EXERCISE BRIEF: Where does "JSON" appear in the data? Return each line that holds it.
============================================================
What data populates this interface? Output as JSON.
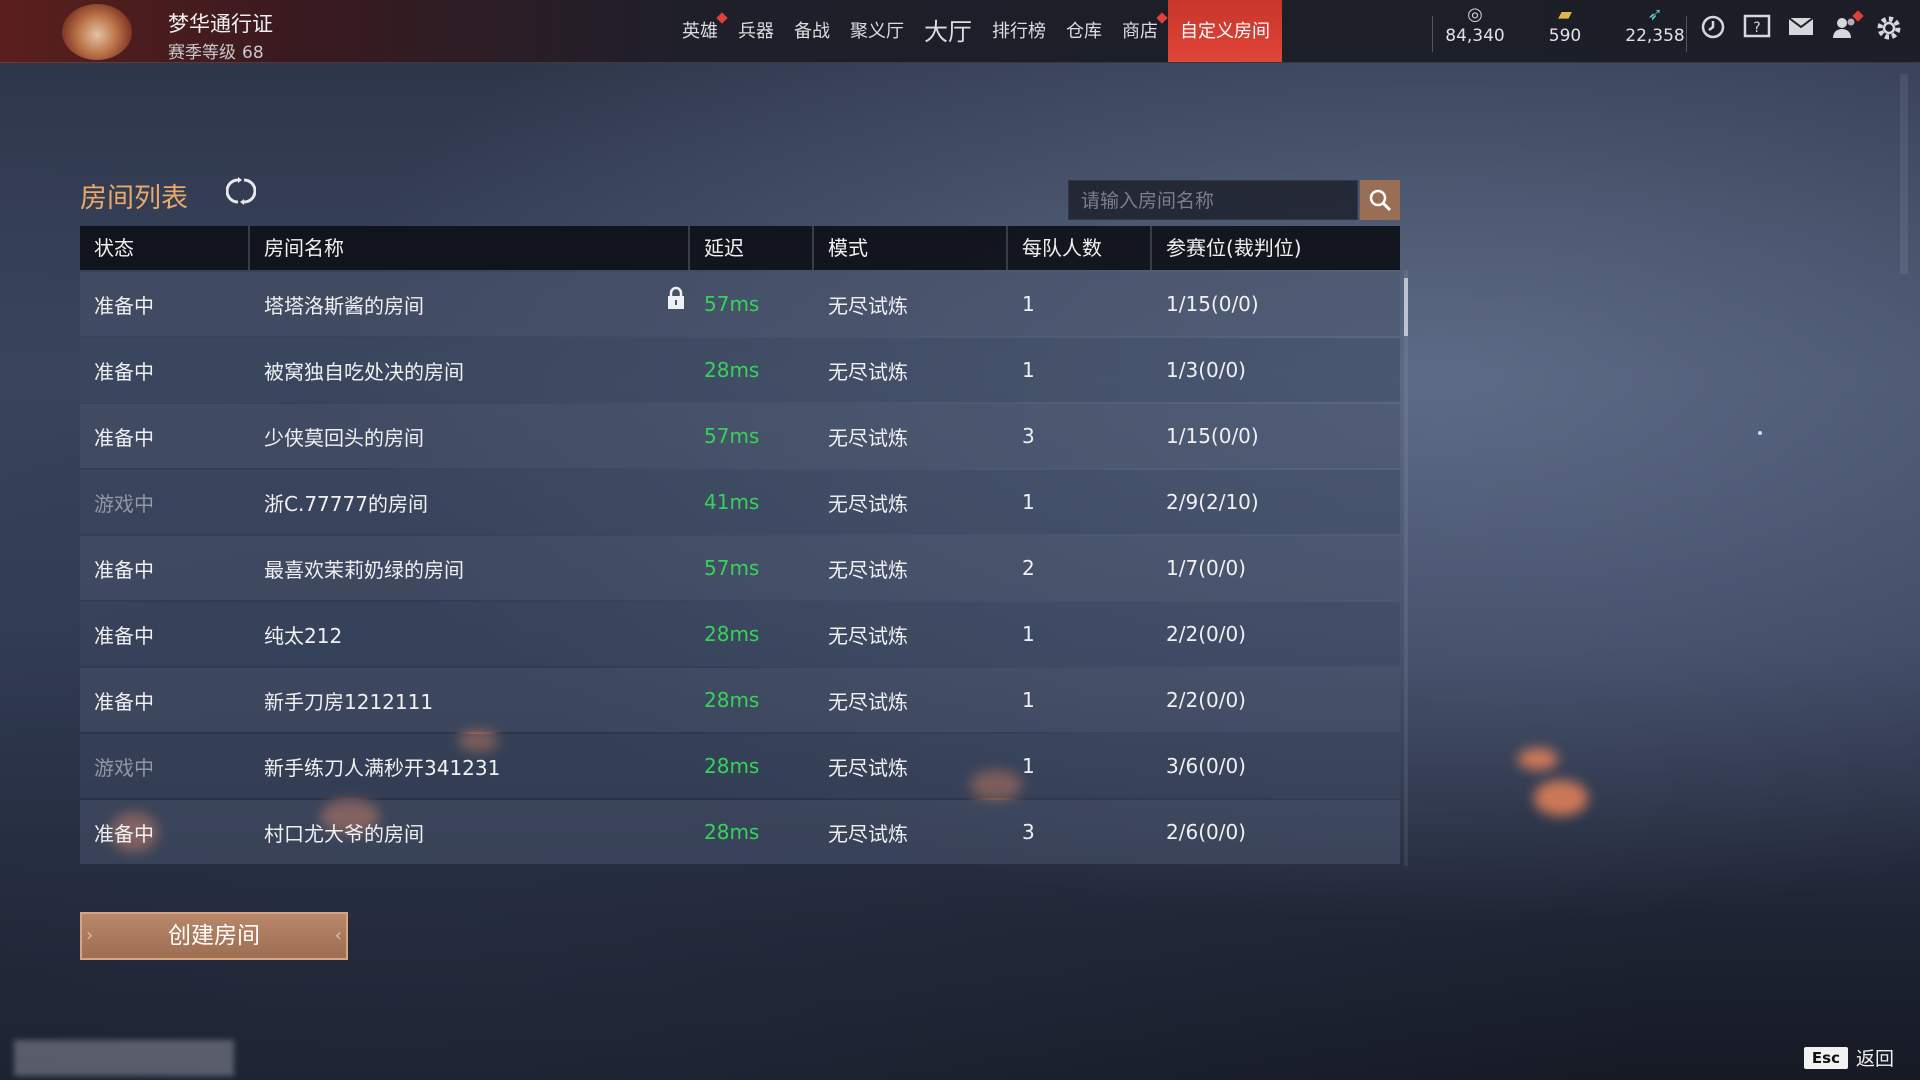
{
  "topbar": {
    "pass_title": "梦华通行证",
    "season_level_label": "赛季等级",
    "season_level": "68",
    "nav": [
      {
        "label": "英雄",
        "badge": true,
        "active": false,
        "big": false
      },
      {
        "label": "兵器",
        "badge": false,
        "active": false,
        "big": false
      },
      {
        "label": "备战",
        "badge": false,
        "active": false,
        "big": false
      },
      {
        "label": "聚义厅",
        "badge": false,
        "active": false,
        "big": false
      },
      {
        "label": "大厅",
        "badge": false,
        "active": false,
        "big": true
      },
      {
        "label": "排行榜",
        "badge": false,
        "active": false,
        "big": false
      },
      {
        "label": "仓库",
        "badge": false,
        "active": false,
        "big": false
      },
      {
        "label": "商店",
        "badge": true,
        "active": false,
        "big": false
      },
      {
        "label": "自定义房间",
        "badge": false,
        "active": true,
        "big": false
      }
    ],
    "currencies": [
      {
        "icon": "coin-icon",
        "value": "84,340"
      },
      {
        "icon": "gold-ticket-icon",
        "value": "590"
      },
      {
        "icon": "feather-icon",
        "value": "22,358"
      }
    ],
    "tools": [
      "timer-icon",
      "help-book-icon",
      "mail-icon",
      "friends-icon",
      "settings-gear-icon"
    ]
  },
  "room_list": {
    "title": "房间列表",
    "search_placeholder": "请输入房间名称",
    "columns": [
      "状态",
      "房间名称",
      "延迟",
      "模式",
      "每队人数",
      "参赛位(裁判位)"
    ],
    "rows": [
      {
        "status": "准备中",
        "playing": false,
        "name": "塔塔洛斯酱的房间",
        "locked": true,
        "latency": "57ms",
        "mode": "无尽试炼",
        "per_team": "1",
        "slots": "1/15(0/0)"
      },
      {
        "status": "准备中",
        "playing": false,
        "name": "被窝独自吃处决的房间",
        "locked": false,
        "latency": "28ms",
        "mode": "无尽试炼",
        "per_team": "1",
        "slots": "1/3(0/0)"
      },
      {
        "status": "准备中",
        "playing": false,
        "name": "少侠莫回头的房间",
        "locked": false,
        "latency": "57ms",
        "mode": "无尽试炼",
        "per_team": "3",
        "slots": "1/15(0/0)"
      },
      {
        "status": "游戏中",
        "playing": true,
        "name": "浙C.77777的房间",
        "locked": false,
        "latency": "41ms",
        "mode": "无尽试炼",
        "per_team": "1",
        "slots": "2/9(2/10)"
      },
      {
        "status": "准备中",
        "playing": false,
        "name": "最喜欢茉莉奶绿的房间",
        "locked": false,
        "latency": "57ms",
        "mode": "无尽试炼",
        "per_team": "2",
        "slots": "1/7(0/0)"
      },
      {
        "status": "准备中",
        "playing": false,
        "name": "纯太212",
        "locked": false,
        "latency": "28ms",
        "mode": "无尽试炼",
        "per_team": "1",
        "slots": "2/2(0/0)"
      },
      {
        "status": "准备中",
        "playing": false,
        "name": "新手刀房1212111",
        "locked": false,
        "latency": "28ms",
        "mode": "无尽试炼",
        "per_team": "1",
        "slots": "2/2(0/0)"
      },
      {
        "status": "游戏中",
        "playing": true,
        "name": "新手练刀人满秒开341231",
        "locked": false,
        "latency": "28ms",
        "mode": "无尽试炼",
        "per_team": "1",
        "slots": "3/6(0/0)"
      },
      {
        "status": "准备中",
        "playing": false,
        "name": "村口尤大爷的房间",
        "locked": false,
        "latency": "28ms",
        "mode": "无尽试炼",
        "per_team": "3",
        "slots": "2/6(0/0)"
      }
    ],
    "create_button": "创建房间"
  },
  "footer": {
    "esc_key": "Esc",
    "back_label": "返回"
  },
  "colors": {
    "accent_orange": "#e9a96a",
    "active_tab_red": "#d83d31",
    "latency_green": "#36d35a",
    "create_button": "#a87458"
  }
}
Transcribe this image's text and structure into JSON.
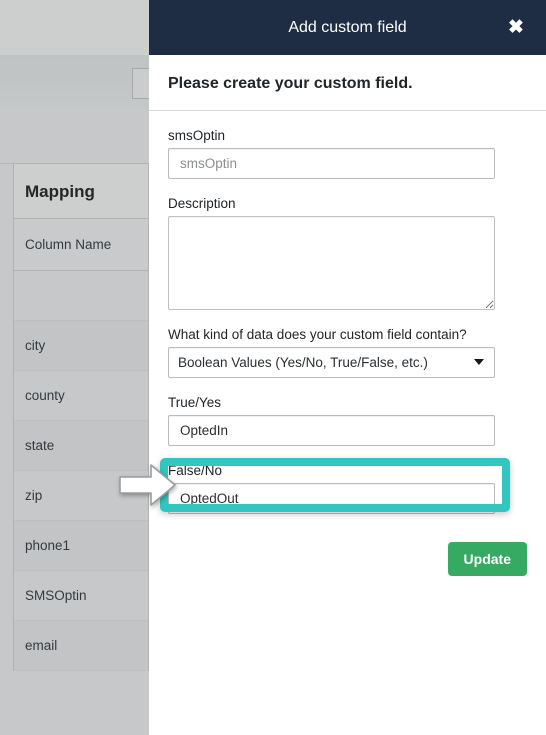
{
  "background": {
    "table": {
      "title": "Mapping",
      "column_header": "Column Name",
      "rows": [
        "",
        "city",
        "county",
        "state",
        "zip",
        "phone1",
        "SMSOptin",
        "email"
      ]
    }
  },
  "modal": {
    "title": "Add custom field",
    "close_icon": "close-icon",
    "close_glyph": "✖",
    "subtitle": "Please create your custom field.",
    "fields": {
      "name": {
        "label": "smsOptin",
        "value": "",
        "placeholder": "smsOptin"
      },
      "description": {
        "label": "Description",
        "value": "",
        "placeholder": ""
      },
      "data_kind": {
        "label": "What kind of data does your custom field contain?",
        "selected": "Boolean Values (Yes/No, True/False, etc.)",
        "caret_icon": "chevron-down-icon"
      },
      "true_yes": {
        "label": "True/Yes",
        "value": "OptedIn",
        "placeholder": ""
      },
      "false_no": {
        "label": "False/No",
        "value": "OptedOut",
        "placeholder": ""
      }
    },
    "footer": {
      "update_label": "Update"
    }
  },
  "annotation": {
    "highlight_color": "#33c5c0",
    "arrow_icon": "arrow-right-icon",
    "arrow_fill": "#ffffff",
    "arrow_stroke": "#9a9c9e"
  },
  "colors": {
    "header_bg": "#1e2c44",
    "update_button": "#36a963",
    "highlight": "#33c5c0",
    "page_dim": "#c6c8c9"
  }
}
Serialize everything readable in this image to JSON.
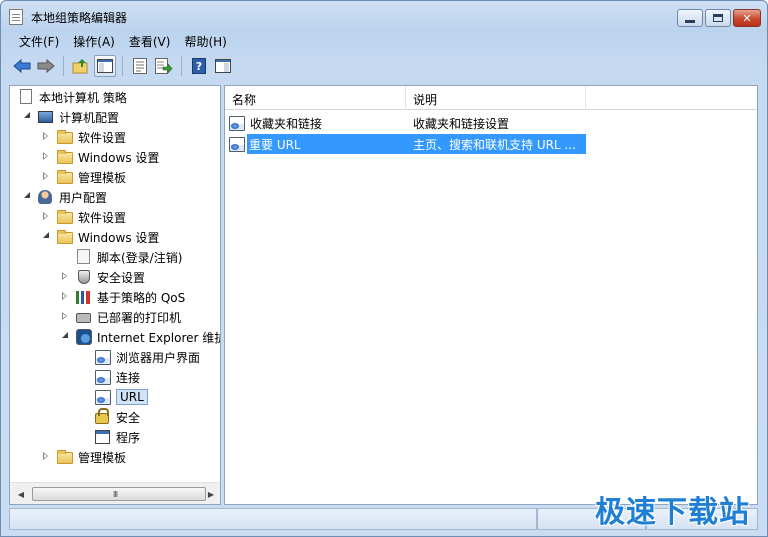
{
  "window": {
    "title": "本地组策略编辑器"
  },
  "menu": [
    "文件(F)",
    "操作(A)",
    "查看(V)",
    "帮助(H)"
  ],
  "tree": {
    "items": [
      {
        "label": "本地计算机 策略"
      },
      {
        "label": "计算机配置"
      },
      {
        "label": "软件设置"
      },
      {
        "label": "Windows 设置"
      },
      {
        "label": "管理模板"
      },
      {
        "label": "用户配置"
      },
      {
        "label": "软件设置"
      },
      {
        "label": "Windows 设置"
      },
      {
        "label": "脚本(登录/注销)"
      },
      {
        "label": "安全设置"
      },
      {
        "label": "基于策略的 QoS"
      },
      {
        "label": "已部署的打印机"
      },
      {
        "label": "Internet Explorer 维护"
      },
      {
        "label": "浏览器用户界面"
      },
      {
        "label": "连接"
      },
      {
        "label": "URL"
      },
      {
        "label": "安全"
      },
      {
        "label": "程序"
      },
      {
        "label": "管理模板"
      }
    ],
    "scroll_grip": "III"
  },
  "list": {
    "columns": [
      "名称",
      "说明"
    ],
    "rows": [
      {
        "name": "收藏夹和链接",
        "desc": "收藏夹和链接设置"
      },
      {
        "name": "重要 URL",
        "desc": "主页、搜索和联机支持 URL ..."
      }
    ]
  },
  "watermark": "极速下载站",
  "colors": {
    "selection": "#3399ff",
    "accent": "#1e7fd4"
  }
}
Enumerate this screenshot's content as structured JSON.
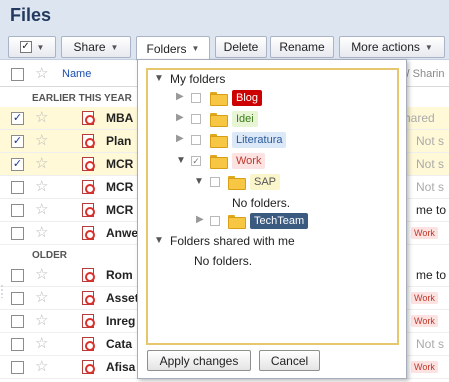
{
  "app": {
    "title": "Files"
  },
  "toolbar": {
    "share": "Share",
    "folders": "Folders",
    "delete": "Delete",
    "rename": "Rename",
    "more_actions": "More actions"
  },
  "columns": {
    "name": "Name",
    "right": "s / Sharin"
  },
  "sections": {
    "earlier": "EARLIER THIS YEAR",
    "older": "OLDER"
  },
  "rows": [
    {
      "name": "MBA",
      "checked": "✓",
      "right": "hared"
    },
    {
      "name": "Plan",
      "checked": "✓",
      "right": "Not s"
    },
    {
      "name": "MCR",
      "checked": "✓",
      "right": "Not s"
    },
    {
      "name": "MCR",
      "checked": "",
      "right": "Not s"
    },
    {
      "name": "MCR",
      "checked": "",
      "right": "me to"
    },
    {
      "name": "Anwe",
      "checked": "",
      "right": "Work"
    },
    {
      "name": "Rom",
      "checked": "",
      "right": "me to"
    },
    {
      "name": "Asset",
      "checked": "",
      "right": "Work"
    },
    {
      "name": "Inreg",
      "checked": "",
      "right": "Work"
    },
    {
      "name": "Cata",
      "checked": "",
      "right": "Not s"
    },
    {
      "name": "Afisa",
      "checked": "",
      "right": "Work"
    }
  ],
  "folders_menu": {
    "my_folders": "My folders",
    "items": [
      {
        "label": "Blog",
        "bg": "#cc0000",
        "fg": "#ffffff"
      },
      {
        "label": "Idei",
        "bg": "#e8f5d5",
        "fg": "#3a7a1a"
      },
      {
        "label": "Literatura",
        "bg": "#dbe8f7",
        "fg": "#2a5a9a"
      },
      {
        "label": "Work",
        "bg": "#fde2e2",
        "fg": "#c0392b",
        "partial": "✓"
      },
      {
        "label": "SAP",
        "bg": "#fbf5cc",
        "fg": "#555555"
      },
      {
        "label": "TechTeam",
        "bg": "#3b5a80",
        "fg": "#ffffff"
      }
    ],
    "sap_empty": "No folders.",
    "shared_with_me": "Folders shared with me",
    "shared_empty": "No folders.",
    "apply": "Apply changes",
    "cancel": "Cancel"
  }
}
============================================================
RESPONSE BELOW:
What data populates this interface? Output as JSON.
Transcribe this image's text and structure into JSON.
Serialize everything readable in this image to JSON.
Enumerate this screenshot's content as structured JSON.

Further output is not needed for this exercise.